> [Data extract]
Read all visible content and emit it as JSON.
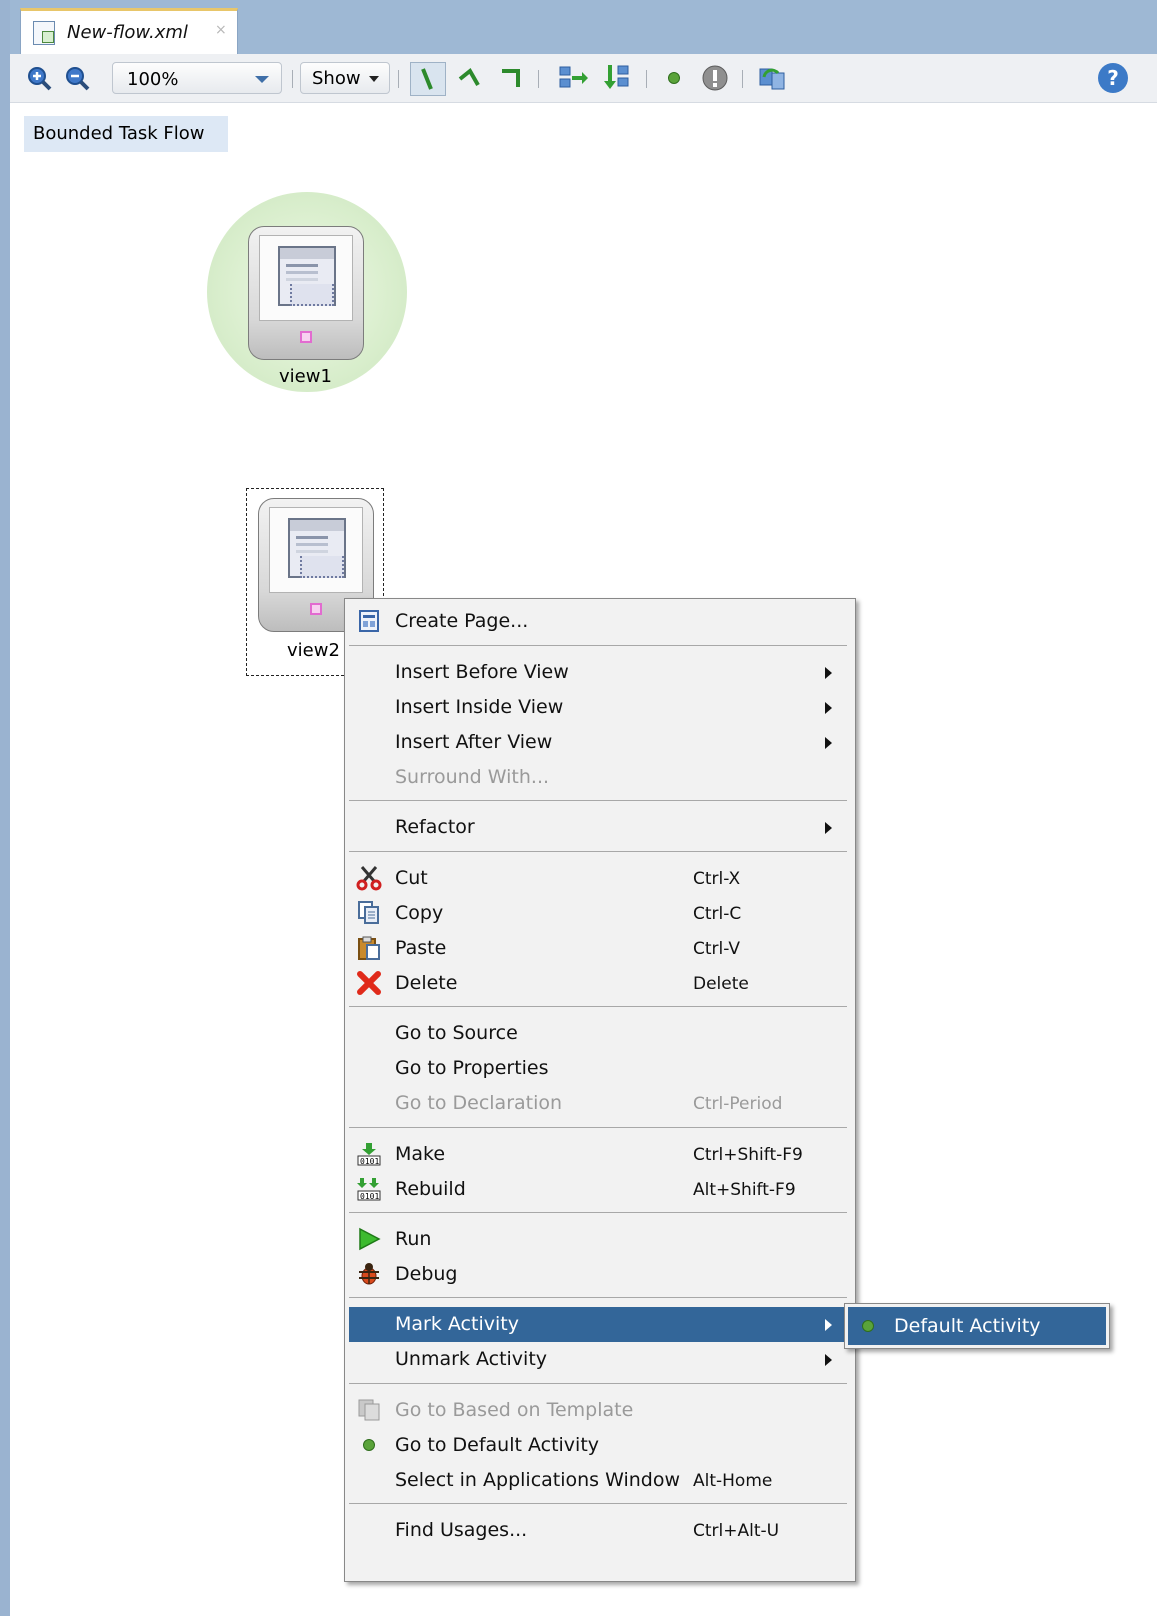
{
  "editor": {
    "tab_title": "New-flow.xml",
    "tab_close": "×",
    "zoom_value": "100%",
    "show_label": "Show",
    "help_glyph": "?"
  },
  "canvas": {
    "flow_type_label": "Bounded Task Flow",
    "activities": [
      {
        "label": "view1",
        "default": true
      },
      {
        "label": "view2",
        "selected": true
      }
    ]
  },
  "context_menu": {
    "create_page": "Create Page...",
    "insert_before_view": "Insert Before View",
    "insert_inside_view": "Insert Inside View",
    "insert_after_view": "Insert After View",
    "surround_with": "Surround With...",
    "refactor": "Refactor",
    "cut": "Cut",
    "cut_shortcut": "Ctrl-X",
    "copy": "Copy",
    "copy_shortcut": "Ctrl-C",
    "paste": "Paste",
    "paste_shortcut": "Ctrl-V",
    "delete": "Delete",
    "delete_shortcut": "Delete",
    "go_to_source": "Go to Source",
    "go_to_properties": "Go to Properties",
    "go_to_declaration": "Go to Declaration",
    "go_to_declaration_shortcut": "Ctrl-Period",
    "make": "Make",
    "make_shortcut": "Ctrl+Shift-F9",
    "rebuild": "Rebuild",
    "rebuild_shortcut": "Alt+Shift-F9",
    "run": "Run",
    "debug": "Debug",
    "mark_activity": "Mark Activity",
    "unmark_activity": "Unmark Activity",
    "go_to_based_on_template": "Go to Based on Template",
    "go_to_default_activity": "Go to Default Activity",
    "select_in_applications_window": "Select in Applications Window",
    "select_in_applications_window_shortcut": "Alt-Home",
    "find_usages": "Find Usages...",
    "find_usages_shortcut": "Ctrl+Alt-U"
  },
  "submenu": {
    "default_activity": "Default Activity"
  },
  "colors": {
    "menu_highlight": "#336699",
    "default_activity_glow": "#dbefcf",
    "tab_bar": "#9eb8d4"
  }
}
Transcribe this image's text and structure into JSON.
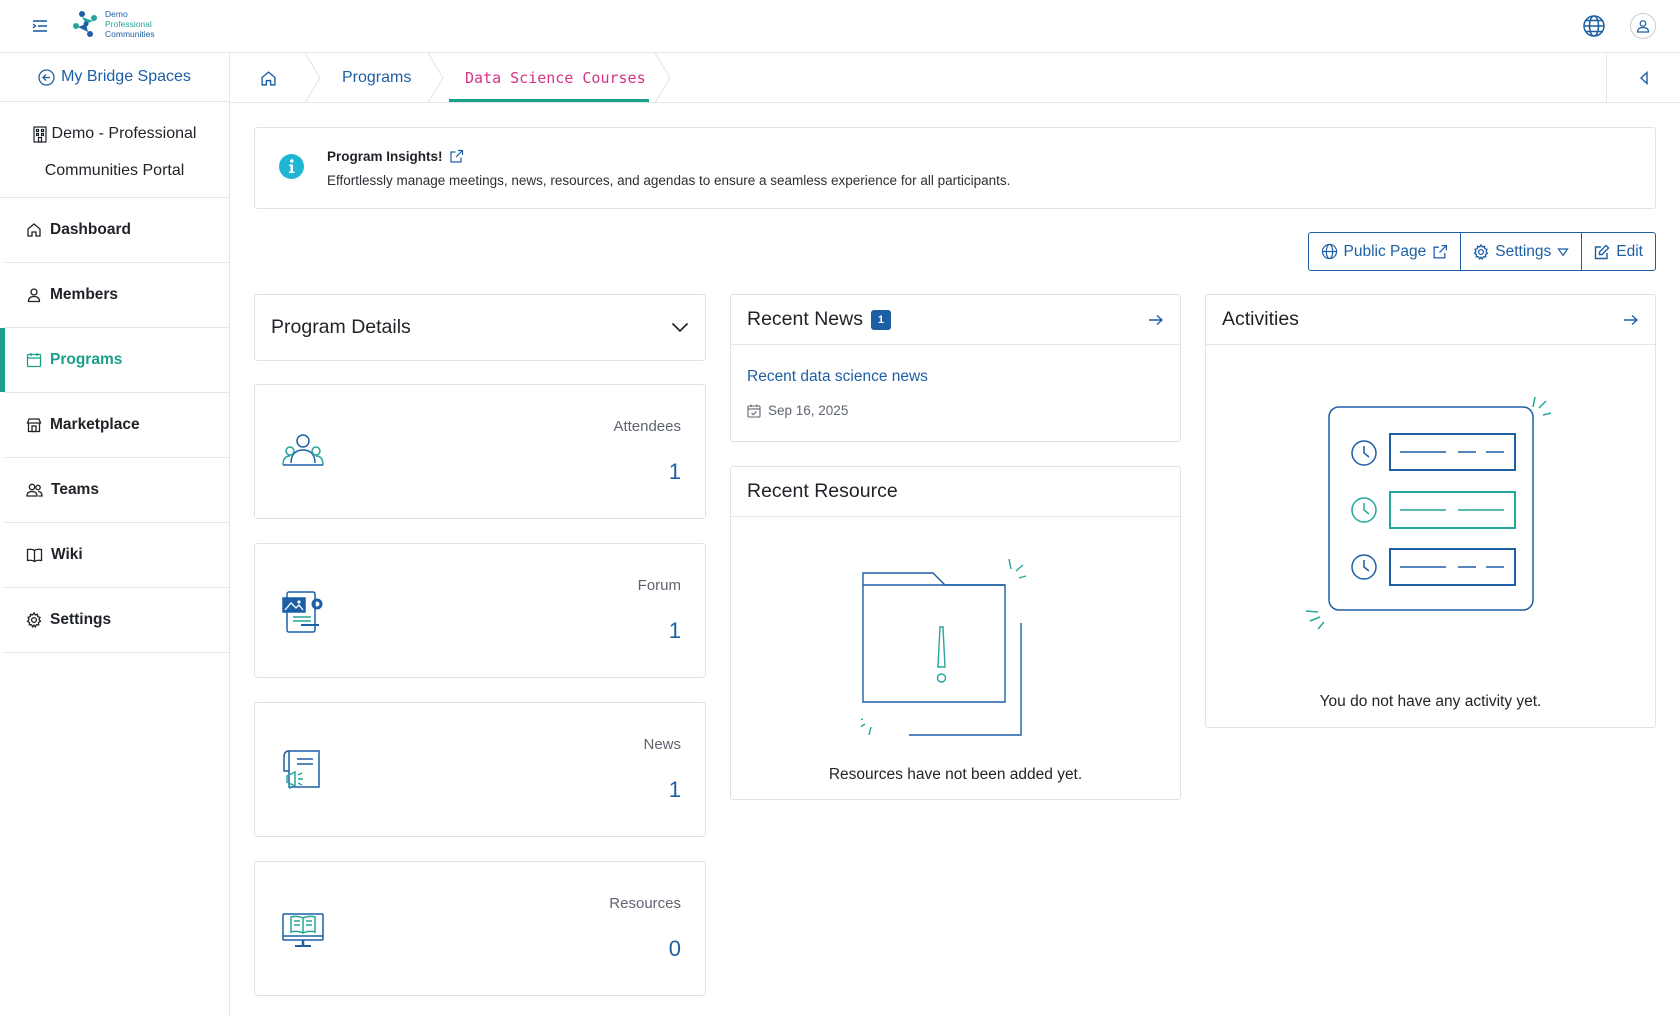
{
  "app": {
    "logo_lines": [
      "Demo",
      "Professional",
      "Communities"
    ]
  },
  "sidebar": {
    "back_label": "My Bridge Spaces",
    "org_name_line1": "Demo - Professional",
    "org_name_line2": "Communities Portal",
    "items": [
      {
        "label": "Dashboard",
        "icon": "home-icon"
      },
      {
        "label": "Members",
        "icon": "user-icon"
      },
      {
        "label": "Programs",
        "icon": "calendar-icon",
        "active": true
      },
      {
        "label": "Marketplace",
        "icon": "store-icon"
      },
      {
        "label": "Teams",
        "icon": "users-icon"
      },
      {
        "label": "Wiki",
        "icon": "book-icon"
      },
      {
        "label": "Settings",
        "icon": "gear-icon"
      }
    ]
  },
  "breadcrumb": {
    "programs": "Programs",
    "current": "Data Science Courses"
  },
  "insight": {
    "title": "Program Insights!",
    "text": "Effortlessly manage meetings, news, resources, and agendas to ensure a seamless experience for all participants."
  },
  "actions": {
    "public_page": "Public Page",
    "settings": "Settings",
    "edit": "Edit"
  },
  "program_details": {
    "title": "Program Details",
    "stats": [
      {
        "label": "Attendees",
        "value": "1",
        "icon": "attendees-icon"
      },
      {
        "label": "Forum",
        "value": "1",
        "icon": "forum-icon"
      },
      {
        "label": "News",
        "value": "1",
        "icon": "news-icon"
      },
      {
        "label": "Resources",
        "value": "0",
        "icon": "resources-icon"
      }
    ]
  },
  "recent_news": {
    "title": "Recent News",
    "count": "1",
    "item_title": "Recent data science news",
    "item_date": "Sep 16, 2025"
  },
  "recent_resource": {
    "title": "Recent Resource",
    "empty_text": "Resources have not been added yet."
  },
  "activities": {
    "title": "Activities",
    "empty_text": "You do not have any activity yet."
  },
  "colors": {
    "primary": "#1d5fa5",
    "accent": "#1aa088",
    "current_crumb": "#d63384",
    "info": "#1fb6d6"
  }
}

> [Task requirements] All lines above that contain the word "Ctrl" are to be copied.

> [Task answer]
    "cut_shortcut": "Ctrl-X",
    "copy_shortcut": "Ctrl-C",
    "paste_shortcut": "Ctrl-V",
    "go_to_declaration_shortcut": "Ctrl-Period",
    "make_shortcut": "Ctrl+Shift-F9",
    "find_usages_shortcut": "Ctrl+Alt-U"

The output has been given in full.